- Create a daisy chain: Creating daisy chains is an excellent way to celebrate National Daisy Day. Daisy chains are just what they sound like—a chain of daisies tied together. To create a daisy chain, simply tie the stems of each daisy together. The final product will create simple, elegant necklaces and bracelets.
- Craft your own flower crown: Channel your inner ‘60s vibes by creating a daisy flower crown. Flower crowns are similar to daisy chains, but take things to the next level. To create a daisy flower crown, gather a piece of wire that measures the circumference of your head. Then, grab your daisies and any other flowers you may have picked up along the way and gently attach each flower to the wire using floral tape. Once it’s nice and full, you’ll have a beautiful headpiece to accompany any outfit.
- Organize a local parade: If you want to go big on National Daisy Day, consider organizing your own local parade. Parades are perfect for building a sense of community and bringing people together. Your daisy parade can have a pageant for Mr. and Mrs. Daisy, who can ride the front float, have local school bands perform their favorite tunes, and local florists showcase their blooms. You can even turn your daisy parade into a daisy weekend with a local 5k road race, community events at local parks, and much more. With some creativity, you can turn National Daisy Day into a local tradition your entire community looks forward to every year.
- Dye your daisies: Daisies are typically white, and this makes it extremely easy to alter the color of their petals. With some color dye, you can easily turn your daisies into a colorful floral arrangement. To dye your daisies, fill a cup halfway with water. Then, add food coloring in the color of your choice and place the daisies inside. Over the next few hours and days, observe your daisies’ petals, and you’ll see a drastic color change!
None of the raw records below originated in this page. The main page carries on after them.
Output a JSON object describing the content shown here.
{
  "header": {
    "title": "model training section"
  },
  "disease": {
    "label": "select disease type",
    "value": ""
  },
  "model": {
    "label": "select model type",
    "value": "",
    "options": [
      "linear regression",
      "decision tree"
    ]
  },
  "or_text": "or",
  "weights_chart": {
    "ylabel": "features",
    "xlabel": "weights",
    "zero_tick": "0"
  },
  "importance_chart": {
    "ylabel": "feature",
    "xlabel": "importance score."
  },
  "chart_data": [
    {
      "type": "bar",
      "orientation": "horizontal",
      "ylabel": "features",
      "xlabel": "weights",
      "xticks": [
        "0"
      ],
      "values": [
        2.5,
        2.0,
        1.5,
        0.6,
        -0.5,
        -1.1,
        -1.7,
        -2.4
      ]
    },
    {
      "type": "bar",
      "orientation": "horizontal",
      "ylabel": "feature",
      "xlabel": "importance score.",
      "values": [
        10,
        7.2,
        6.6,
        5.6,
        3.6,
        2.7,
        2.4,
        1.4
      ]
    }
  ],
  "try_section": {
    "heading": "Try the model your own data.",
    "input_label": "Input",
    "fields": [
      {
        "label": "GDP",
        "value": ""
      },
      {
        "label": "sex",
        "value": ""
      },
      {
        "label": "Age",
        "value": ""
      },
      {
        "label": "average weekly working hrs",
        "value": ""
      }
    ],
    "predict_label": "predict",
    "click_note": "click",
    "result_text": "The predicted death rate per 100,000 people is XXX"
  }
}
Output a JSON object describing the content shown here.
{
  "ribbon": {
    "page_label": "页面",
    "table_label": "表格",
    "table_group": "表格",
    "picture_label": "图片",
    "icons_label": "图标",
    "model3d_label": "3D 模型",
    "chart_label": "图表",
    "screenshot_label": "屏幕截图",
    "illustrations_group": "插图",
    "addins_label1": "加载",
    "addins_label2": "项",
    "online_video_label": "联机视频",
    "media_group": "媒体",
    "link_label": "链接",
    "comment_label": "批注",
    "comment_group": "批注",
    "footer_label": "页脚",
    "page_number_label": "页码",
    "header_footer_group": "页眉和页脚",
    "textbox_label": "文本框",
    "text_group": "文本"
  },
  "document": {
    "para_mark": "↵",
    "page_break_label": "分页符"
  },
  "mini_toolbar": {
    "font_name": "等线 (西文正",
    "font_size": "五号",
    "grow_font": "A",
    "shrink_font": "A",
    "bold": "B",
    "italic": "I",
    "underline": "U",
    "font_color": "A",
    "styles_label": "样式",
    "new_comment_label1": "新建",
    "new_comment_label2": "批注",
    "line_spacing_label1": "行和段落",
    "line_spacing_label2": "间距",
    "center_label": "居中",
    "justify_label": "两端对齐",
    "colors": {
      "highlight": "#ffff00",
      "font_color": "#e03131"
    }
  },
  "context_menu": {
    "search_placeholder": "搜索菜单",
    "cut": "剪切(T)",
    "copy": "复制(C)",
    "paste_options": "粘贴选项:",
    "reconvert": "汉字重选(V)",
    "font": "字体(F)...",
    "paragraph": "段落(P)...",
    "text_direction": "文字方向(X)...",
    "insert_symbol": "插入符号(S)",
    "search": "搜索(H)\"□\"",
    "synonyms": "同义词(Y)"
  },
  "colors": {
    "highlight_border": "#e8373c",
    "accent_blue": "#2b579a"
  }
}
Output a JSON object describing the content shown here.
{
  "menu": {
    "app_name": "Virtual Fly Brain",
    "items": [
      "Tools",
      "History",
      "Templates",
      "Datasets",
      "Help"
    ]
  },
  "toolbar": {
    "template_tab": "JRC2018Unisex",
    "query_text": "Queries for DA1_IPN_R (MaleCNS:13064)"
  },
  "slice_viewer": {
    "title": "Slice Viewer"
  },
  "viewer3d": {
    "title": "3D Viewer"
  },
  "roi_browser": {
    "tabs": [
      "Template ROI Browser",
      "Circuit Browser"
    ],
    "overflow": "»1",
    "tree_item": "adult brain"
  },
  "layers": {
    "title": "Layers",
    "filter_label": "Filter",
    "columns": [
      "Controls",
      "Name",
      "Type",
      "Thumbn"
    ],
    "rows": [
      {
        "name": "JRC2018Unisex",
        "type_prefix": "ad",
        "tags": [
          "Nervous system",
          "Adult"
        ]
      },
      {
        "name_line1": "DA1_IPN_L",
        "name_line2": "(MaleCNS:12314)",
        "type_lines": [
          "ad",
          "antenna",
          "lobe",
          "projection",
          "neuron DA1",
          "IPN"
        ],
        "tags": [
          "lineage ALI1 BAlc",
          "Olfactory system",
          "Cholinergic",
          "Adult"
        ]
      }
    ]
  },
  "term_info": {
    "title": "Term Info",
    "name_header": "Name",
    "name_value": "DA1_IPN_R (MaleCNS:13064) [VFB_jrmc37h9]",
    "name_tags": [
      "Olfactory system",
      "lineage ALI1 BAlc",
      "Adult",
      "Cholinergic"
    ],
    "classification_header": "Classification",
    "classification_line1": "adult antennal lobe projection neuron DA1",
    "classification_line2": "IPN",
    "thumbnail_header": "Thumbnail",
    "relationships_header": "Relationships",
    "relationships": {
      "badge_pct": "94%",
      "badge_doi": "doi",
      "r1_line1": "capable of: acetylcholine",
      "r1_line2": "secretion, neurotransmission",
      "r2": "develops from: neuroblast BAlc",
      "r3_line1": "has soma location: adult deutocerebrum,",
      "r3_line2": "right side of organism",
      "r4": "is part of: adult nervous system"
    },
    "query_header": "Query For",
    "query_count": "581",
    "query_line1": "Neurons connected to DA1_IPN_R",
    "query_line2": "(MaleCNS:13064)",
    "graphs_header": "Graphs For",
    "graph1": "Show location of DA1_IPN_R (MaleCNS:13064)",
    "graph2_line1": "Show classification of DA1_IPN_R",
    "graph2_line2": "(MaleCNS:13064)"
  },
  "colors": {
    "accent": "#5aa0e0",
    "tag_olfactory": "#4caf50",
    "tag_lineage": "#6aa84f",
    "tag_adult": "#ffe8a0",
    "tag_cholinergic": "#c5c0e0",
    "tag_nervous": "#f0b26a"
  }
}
- Throw a daisy party: Everyone loves a party, and National Daisy Day is the perfect way to bring people together in the midst of January. To host a memorable daisy party, decorate your home with various daisy floral arrangements. You can even have guests bring clippings of their favorite daisies to show off. Pair that with some delicious treats and eats, and your daisy party will be a hit.
- Cook with daisies: Believe it or not, daisies are actually edible and perfectly fine to eat. Daisies not only add a unique flavor to any meal or treat, but they can make any dish look like it belongs in a 5-star restaurant. From salads to cakes and soups to smoothies, adding daisies to your meals on National Daisy Day is an excellent way to celebrate this flower. Just make sure your daisies don’t contain any pesticides or harmful chemicals on them before eating. Additionally, you should never pick daisies from the side of the road and eat them—always purchase edible organic daisies from a reputable source.
As you can tell, there are plenty of ways you can celebrate National Daisy Day. With a little creativity and out-of-the-box thinking, you can find unique and memorable ways to celebrate this holiday that you will cherish for years to come.
National Daisy Day is a special day dedicated to the beautiful daisy. It falls on January 28 every year and is a perfect opportunity to celebrate feelings of warmth, innocence, and love. While this national holiday might not be on everyone’s radar, it’s a great way to bring friends and family together to celebrate something special. No matter how you plan on spending National Daisy Day, whether it’s building daisy chains or organizing a daisy parade, allow yourself to take a step back and enjoy the day.
Celebrate National Daisy Day and any other special occasions with a beautiful daisy floral arrangement, curated by our team of experienced florists at ProFlowers.